■ **SUPPLIED RECORDS**
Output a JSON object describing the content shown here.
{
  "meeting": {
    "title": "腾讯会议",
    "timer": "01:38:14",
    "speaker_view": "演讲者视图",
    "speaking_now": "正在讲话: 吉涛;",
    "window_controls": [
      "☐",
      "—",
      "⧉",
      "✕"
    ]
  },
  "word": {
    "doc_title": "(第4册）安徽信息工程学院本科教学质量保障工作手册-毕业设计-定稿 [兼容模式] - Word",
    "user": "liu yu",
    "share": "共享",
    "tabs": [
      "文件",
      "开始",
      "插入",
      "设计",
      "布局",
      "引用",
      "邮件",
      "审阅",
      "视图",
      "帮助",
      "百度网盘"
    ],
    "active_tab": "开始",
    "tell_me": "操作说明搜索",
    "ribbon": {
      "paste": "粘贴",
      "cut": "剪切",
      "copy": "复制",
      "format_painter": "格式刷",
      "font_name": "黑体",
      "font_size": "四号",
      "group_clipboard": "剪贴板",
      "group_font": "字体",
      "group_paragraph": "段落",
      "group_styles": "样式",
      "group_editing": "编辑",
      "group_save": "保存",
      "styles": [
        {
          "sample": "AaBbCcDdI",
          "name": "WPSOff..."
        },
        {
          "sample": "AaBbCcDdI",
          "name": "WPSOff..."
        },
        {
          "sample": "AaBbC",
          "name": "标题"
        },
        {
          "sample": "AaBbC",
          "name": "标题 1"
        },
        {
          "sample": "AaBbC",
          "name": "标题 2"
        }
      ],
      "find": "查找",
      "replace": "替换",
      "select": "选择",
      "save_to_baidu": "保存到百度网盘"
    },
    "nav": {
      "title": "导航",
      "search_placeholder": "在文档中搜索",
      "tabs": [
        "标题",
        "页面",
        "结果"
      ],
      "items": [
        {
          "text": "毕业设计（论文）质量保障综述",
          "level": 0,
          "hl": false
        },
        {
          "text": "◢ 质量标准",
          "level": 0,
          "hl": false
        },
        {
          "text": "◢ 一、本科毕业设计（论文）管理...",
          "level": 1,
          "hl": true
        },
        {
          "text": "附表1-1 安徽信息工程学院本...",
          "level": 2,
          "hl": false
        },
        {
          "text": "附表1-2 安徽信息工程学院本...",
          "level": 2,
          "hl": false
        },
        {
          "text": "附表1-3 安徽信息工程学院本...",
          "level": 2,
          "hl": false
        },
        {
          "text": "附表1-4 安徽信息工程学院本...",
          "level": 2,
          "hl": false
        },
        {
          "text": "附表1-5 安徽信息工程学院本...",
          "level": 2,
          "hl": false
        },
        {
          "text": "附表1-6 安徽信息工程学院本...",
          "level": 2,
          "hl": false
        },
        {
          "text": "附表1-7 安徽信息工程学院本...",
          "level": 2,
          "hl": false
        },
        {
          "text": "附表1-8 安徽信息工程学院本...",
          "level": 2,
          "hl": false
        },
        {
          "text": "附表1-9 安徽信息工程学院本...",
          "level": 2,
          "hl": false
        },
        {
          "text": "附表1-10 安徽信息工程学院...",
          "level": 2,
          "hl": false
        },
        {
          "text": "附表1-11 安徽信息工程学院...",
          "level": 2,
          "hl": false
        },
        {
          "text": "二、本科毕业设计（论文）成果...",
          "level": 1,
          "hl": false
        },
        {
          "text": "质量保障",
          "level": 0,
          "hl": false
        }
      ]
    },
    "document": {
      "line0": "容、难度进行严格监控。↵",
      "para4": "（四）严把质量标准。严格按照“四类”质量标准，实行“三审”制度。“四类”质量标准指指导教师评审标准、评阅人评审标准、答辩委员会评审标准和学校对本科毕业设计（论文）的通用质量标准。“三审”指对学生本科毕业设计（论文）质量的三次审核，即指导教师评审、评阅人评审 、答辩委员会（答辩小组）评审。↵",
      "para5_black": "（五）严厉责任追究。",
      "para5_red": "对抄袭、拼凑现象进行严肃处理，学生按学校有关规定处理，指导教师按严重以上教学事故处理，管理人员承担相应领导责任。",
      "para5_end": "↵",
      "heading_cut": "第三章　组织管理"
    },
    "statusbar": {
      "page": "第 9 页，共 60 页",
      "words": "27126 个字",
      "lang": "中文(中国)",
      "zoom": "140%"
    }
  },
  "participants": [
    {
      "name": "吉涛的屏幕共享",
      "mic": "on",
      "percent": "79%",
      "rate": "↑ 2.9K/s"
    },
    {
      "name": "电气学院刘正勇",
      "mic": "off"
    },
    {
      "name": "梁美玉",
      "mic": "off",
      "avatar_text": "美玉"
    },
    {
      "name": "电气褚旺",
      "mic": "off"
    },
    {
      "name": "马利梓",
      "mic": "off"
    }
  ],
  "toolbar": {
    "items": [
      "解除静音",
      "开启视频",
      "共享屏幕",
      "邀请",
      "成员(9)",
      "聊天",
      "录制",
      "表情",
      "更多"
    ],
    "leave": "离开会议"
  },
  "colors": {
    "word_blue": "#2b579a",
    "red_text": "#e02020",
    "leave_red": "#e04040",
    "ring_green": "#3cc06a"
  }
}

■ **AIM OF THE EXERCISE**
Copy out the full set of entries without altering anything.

■ **YOUR SOLUTION**
Output a JSON object describing the content shown here.
{
  "meeting": {
    "title": "腾讯会议",
    "timer": "01:38:14",
    "speaker_view": "演讲者视图",
    "speaking_now": "正在讲话: 吉涛;",
    "window_controls": [
      "☐",
      "—",
      "⧉",
      "✕"
    ]
  },
  "word": {
    "doc_title": "(第4册）安徽信息工程学院本科教学质量保障工作手册-毕业设计-定稿 [兼容模式] - Word",
    "user": "liu yu",
    "share": "共享",
    "tabs": [
      "文件",
      "开始",
      "插入",
      "设计",
      "布局",
      "引用",
      "邮件",
      "审阅",
      "视图",
      "帮助",
      "百度网盘"
    ],
    "active_tab": "开始",
    "tell_me": "操作说明搜索",
    "ribbon": {
      "paste": "粘贴",
      "cut": "剪切",
      "copy": "复制",
      "format_painter": "格式刷",
      "font_name": "黑体",
      "font_size": "四号",
      "group_clipboard": "剪贴板",
      "group_font": "字体",
      "group_paragraph": "段落",
      "group_styles": "样式",
      "group_editing": "编辑",
      "group_save": "保存",
      "styles": [
        {
          "sample": "AaBbCcDdI",
          "name": "WPSOff..."
        },
        {
          "sample": "AaBbCcDdI",
          "name": "WPSOff..."
        },
        {
          "sample": "AaBbC",
          "name": "标题"
        },
        {
          "sample": "AaBbC",
          "name": "标题 1"
        },
        {
          "sample": "AaBbC",
          "name": "标题 2"
        }
      ],
      "find": "查找",
      "replace": "替换",
      "select": "选择",
      "save_to_baidu": "保存到百度网盘"
    },
    "nav": {
      "title": "导航",
      "search_placeholder": "在文档中搜索",
      "tabs": [
        "标题",
        "页面",
        "结果"
      ],
      "items": [
        {
          "text": "毕业设计（论文）质量保障综述",
          "level": 0,
          "hl": false
        },
        {
          "text": "◢ 质量标准",
          "level": 0,
          "hl": false
        },
        {
          "text": "◢ 一、本科毕业设计（论文）管理...",
          "level": 1,
          "hl": true
        },
        {
          "text": "附表1-1 安徽信息工程学院本...",
          "level": 2,
          "hl": false
        },
        {
          "text": "附表1-2 安徽信息工程学院本...",
          "level": 2,
          "hl": false
        },
        {
          "text": "附表1-3 安徽信息工程学院本...",
          "level": 2,
          "hl": false
        },
        {
          "text": "附表1-4 安徽信息工程学院本...",
          "level": 2,
          "hl": false
        },
        {
          "text": "附表1-5 安徽信息工程学院本...",
          "level": 2,
          "hl": false
        },
        {
          "text": "附表1-6 安徽信息工程学院本...",
          "level": 2,
          "hl": false
        },
        {
          "text": "附表1-7 安徽信息工程学院本...",
          "level": 2,
          "hl": false
        },
        {
          "text": "附表1-8 安徽信息工程学院本...",
          "level": 2,
          "hl": false
        },
        {
          "text": "附表1-9 安徽信息工程学院本...",
          "level": 2,
          "hl": false
        },
        {
          "text": "附表1-10 安徽信息工程学院...",
          "level": 2,
          "hl": false
        },
        {
          "text": "附表1-11 安徽信息工程学院...",
          "level": 2,
          "hl": false
        },
        {
          "text": "二、本科毕业设计（论文）成果...",
          "level": 1,
          "hl": false
        },
        {
          "text": "质量保障",
          "level": 0,
          "hl": false
        }
      ]
    },
    "document": {
      "line0": "容、难度进行严格监控。↵",
      "para4": "（四）严把质量标准。严格按照“四类”质量标准，实行“三审”制度。“四类”质量标准指指导教师评审标准、评阅人评审标准、答辩委员会评审标准和学校对本科毕业设计（论文）的通用质量标准。“三审”指对学生本科毕业设计（论文）质量的三次审核，即指导教师评审、评阅人评审 、答辩委员会（答辩小组）评审。↵",
      "para5_black": "（五）严厉责任追究。",
      "para5_red": "对抄袭、拼凑现象进行严肃处理，学生按学校有关规定处理，指导教师按严重以上教学事故处理，管理人员承担相应领导责任。",
      "para5_end": "↵",
      "heading_cut": "第三章　组织管理"
    },
    "statusbar": {
      "page": "第 9 页，共 60 页",
      "words": "27126 个字",
      "lang": "中文(中国)",
      "zoom": "140%"
    }
  },
  "participants": [
    {
      "name": "吉涛的屏幕共享",
      "mic": "on",
      "percent": "79%",
      "rate": "↑ 2.9K/s"
    },
    {
      "name": "电气学院刘正勇",
      "mic": "off"
    },
    {
      "name": "梁美玉",
      "mic": "off",
      "avatar_text": "美玉"
    },
    {
      "name": "电气褚旺",
      "mic": "off"
    },
    {
      "name": "马利梓",
      "mic": "off"
    }
  ],
  "toolbar": {
    "items": [
      "解除静音",
      "开启视频",
      "共享屏幕",
      "邀请",
      "成员(9)",
      "聊天",
      "录制",
      "表情",
      "更多"
    ],
    "leave": "离开会议"
  },
  "colors": {
    "word_blue": "#2b579a",
    "red_text": "#e02020",
    "leave_red": "#e04040",
    "ring_green": "#3cc06a"
  }
}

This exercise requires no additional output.